“We have had a 20% increase in terms of our service usage since the new centre opened. It is exceptionally well used. We had over 15,000 service contacts through our buildings last year alone.

“It was good for our own confidence and credibility to successfully navigate the rigour of a European building project and to come in on time and within budget.” 

Aidan Campbell is policy and public affairs officer at Rural Community Network. He said:

“CAP funding is important to rural communities and especially to farmers as many farm businesses need the subsidy to remain viable. Some of that money is then recycled into other rural businesses as farmers spend it on inputs into their farm.

“The Rural Development Programme is an important source of funding for rural communities and has supported a wide range of service delivery and community infrastructure projects as well as encouraging farm diversification projects, supporting small rural businesses and developing tourism projects.

“If the UK does vote to leave the EU there are no guarantees that Westminster will match this level of funding to farmers or rural communities and we know that the Assembly block grant will be constrained for the foreseeable future.

“Another story by Detail Data showed that Invest NI spent £66m supporting local businesses in rural areas over three years.
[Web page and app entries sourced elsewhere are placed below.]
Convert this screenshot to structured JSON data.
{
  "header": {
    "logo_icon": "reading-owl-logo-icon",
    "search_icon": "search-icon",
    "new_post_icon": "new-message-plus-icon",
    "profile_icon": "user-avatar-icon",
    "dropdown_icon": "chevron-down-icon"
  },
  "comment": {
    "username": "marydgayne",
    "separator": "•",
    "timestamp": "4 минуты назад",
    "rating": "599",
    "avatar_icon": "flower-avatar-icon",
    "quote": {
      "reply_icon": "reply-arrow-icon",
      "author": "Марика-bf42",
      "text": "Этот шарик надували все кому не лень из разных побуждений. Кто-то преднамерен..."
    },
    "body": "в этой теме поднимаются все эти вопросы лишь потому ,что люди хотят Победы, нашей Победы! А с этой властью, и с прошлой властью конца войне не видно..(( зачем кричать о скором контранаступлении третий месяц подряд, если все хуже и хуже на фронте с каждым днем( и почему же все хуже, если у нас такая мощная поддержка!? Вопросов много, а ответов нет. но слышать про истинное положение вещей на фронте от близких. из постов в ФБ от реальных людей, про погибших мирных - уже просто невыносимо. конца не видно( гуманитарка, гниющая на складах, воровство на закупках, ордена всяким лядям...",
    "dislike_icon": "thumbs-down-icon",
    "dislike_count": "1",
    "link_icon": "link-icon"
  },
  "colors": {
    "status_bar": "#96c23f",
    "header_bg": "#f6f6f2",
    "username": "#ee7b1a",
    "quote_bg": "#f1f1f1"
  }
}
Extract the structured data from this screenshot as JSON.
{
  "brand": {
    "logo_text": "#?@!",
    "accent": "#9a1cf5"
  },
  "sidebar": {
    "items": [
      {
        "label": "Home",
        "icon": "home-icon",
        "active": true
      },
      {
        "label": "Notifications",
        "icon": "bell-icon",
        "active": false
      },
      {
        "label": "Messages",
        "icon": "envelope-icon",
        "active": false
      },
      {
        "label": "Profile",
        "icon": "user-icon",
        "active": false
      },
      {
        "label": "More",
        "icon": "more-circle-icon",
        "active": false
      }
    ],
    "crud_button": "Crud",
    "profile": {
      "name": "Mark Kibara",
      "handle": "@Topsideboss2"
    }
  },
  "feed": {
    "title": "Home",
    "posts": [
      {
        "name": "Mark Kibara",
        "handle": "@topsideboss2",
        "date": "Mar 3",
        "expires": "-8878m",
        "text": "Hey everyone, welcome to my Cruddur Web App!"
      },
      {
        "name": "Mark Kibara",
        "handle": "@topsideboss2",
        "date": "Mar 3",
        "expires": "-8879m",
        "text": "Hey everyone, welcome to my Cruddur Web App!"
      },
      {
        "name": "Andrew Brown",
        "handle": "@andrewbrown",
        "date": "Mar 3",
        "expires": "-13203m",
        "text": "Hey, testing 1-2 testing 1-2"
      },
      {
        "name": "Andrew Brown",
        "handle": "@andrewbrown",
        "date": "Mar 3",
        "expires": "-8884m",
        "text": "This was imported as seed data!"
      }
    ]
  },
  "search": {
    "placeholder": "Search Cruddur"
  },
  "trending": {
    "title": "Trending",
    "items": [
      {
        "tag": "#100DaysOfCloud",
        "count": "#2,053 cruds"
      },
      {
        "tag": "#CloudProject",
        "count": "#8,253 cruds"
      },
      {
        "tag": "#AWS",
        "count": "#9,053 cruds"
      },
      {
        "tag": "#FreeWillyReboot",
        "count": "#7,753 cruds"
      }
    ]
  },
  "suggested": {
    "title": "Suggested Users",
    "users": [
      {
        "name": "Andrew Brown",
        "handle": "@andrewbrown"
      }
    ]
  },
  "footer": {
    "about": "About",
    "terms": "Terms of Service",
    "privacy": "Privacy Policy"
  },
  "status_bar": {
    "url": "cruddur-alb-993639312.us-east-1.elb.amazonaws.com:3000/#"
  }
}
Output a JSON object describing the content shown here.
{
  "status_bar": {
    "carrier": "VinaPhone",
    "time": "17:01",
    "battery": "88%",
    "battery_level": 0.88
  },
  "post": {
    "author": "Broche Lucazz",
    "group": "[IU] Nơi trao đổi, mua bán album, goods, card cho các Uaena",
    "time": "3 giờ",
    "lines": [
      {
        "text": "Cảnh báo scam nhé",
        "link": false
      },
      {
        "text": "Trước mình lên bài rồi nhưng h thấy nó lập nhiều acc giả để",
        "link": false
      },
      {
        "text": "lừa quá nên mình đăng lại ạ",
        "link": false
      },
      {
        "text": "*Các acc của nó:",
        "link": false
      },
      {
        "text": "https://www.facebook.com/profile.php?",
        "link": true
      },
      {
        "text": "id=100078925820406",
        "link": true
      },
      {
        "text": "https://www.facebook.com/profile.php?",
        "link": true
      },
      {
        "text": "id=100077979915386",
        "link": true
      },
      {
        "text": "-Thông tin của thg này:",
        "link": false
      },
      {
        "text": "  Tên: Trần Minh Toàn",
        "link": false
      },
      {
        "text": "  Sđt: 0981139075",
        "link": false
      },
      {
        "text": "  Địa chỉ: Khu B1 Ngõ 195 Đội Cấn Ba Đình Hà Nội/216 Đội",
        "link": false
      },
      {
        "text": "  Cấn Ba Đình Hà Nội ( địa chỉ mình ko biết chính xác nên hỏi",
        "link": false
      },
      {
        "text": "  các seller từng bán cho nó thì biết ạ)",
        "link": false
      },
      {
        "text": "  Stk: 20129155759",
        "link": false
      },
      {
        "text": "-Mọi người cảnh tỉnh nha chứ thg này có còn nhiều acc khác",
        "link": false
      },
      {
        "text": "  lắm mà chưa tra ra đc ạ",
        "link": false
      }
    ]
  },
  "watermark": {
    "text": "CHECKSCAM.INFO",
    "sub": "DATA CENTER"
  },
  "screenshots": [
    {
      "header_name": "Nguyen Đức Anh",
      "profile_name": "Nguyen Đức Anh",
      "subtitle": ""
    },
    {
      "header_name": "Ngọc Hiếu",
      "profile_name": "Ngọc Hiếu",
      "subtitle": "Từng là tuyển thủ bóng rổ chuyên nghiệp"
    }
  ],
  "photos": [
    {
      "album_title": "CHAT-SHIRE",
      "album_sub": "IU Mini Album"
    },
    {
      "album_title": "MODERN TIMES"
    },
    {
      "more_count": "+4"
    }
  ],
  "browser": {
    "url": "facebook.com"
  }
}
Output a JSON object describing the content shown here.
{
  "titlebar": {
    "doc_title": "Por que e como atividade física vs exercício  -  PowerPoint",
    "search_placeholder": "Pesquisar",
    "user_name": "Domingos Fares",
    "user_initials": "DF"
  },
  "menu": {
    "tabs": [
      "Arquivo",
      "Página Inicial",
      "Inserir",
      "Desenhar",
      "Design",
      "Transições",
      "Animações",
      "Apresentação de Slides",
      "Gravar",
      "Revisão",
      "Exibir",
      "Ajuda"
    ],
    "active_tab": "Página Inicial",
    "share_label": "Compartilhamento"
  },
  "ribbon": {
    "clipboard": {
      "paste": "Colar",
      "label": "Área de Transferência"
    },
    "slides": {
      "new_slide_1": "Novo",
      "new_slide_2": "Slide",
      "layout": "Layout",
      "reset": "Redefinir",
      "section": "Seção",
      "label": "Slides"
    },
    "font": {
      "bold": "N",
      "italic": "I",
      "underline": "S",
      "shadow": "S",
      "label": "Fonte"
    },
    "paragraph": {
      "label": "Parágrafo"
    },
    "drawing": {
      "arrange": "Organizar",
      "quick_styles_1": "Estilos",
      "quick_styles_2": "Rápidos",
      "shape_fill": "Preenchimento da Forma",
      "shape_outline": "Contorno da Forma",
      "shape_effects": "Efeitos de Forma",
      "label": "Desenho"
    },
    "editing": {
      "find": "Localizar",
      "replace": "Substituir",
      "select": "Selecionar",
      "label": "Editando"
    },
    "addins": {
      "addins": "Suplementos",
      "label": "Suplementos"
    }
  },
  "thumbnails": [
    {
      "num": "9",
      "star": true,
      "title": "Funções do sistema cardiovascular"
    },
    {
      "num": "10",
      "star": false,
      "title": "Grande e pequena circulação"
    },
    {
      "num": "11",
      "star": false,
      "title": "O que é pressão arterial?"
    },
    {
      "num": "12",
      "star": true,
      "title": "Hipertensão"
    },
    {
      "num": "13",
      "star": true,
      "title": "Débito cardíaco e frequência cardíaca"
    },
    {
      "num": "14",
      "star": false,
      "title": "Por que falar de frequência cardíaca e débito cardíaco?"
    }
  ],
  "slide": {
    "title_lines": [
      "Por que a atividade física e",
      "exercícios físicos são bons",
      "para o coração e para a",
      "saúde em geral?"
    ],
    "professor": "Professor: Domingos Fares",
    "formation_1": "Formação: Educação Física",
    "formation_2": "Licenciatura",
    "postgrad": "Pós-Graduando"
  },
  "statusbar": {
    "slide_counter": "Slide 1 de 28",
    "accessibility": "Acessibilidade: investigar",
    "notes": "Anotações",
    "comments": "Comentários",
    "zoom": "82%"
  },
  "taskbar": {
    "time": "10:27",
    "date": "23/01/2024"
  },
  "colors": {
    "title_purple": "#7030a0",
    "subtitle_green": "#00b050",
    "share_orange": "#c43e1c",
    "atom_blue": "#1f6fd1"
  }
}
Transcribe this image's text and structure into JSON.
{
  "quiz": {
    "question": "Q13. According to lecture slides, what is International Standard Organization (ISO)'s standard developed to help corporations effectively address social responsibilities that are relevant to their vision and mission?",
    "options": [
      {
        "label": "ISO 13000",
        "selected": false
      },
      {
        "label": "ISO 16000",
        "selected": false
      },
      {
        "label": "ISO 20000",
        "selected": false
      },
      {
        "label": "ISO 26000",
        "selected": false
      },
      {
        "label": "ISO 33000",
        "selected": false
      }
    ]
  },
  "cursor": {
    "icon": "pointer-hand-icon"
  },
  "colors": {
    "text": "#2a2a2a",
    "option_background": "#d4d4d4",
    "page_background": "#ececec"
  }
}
So money coming from Europe provides a much higher level of financial support to rural communities than the funding rural businesses receive from our main economic agency.

“However, the other point to remember is that CAP funding will reduce gradually anyway over the next ten years as the EU directs a greater proportion of the CAP budget to central and eastern European farmers where agriculture is in much greater need of modernisation.”

For more on this data story by Kathryn Torney, click here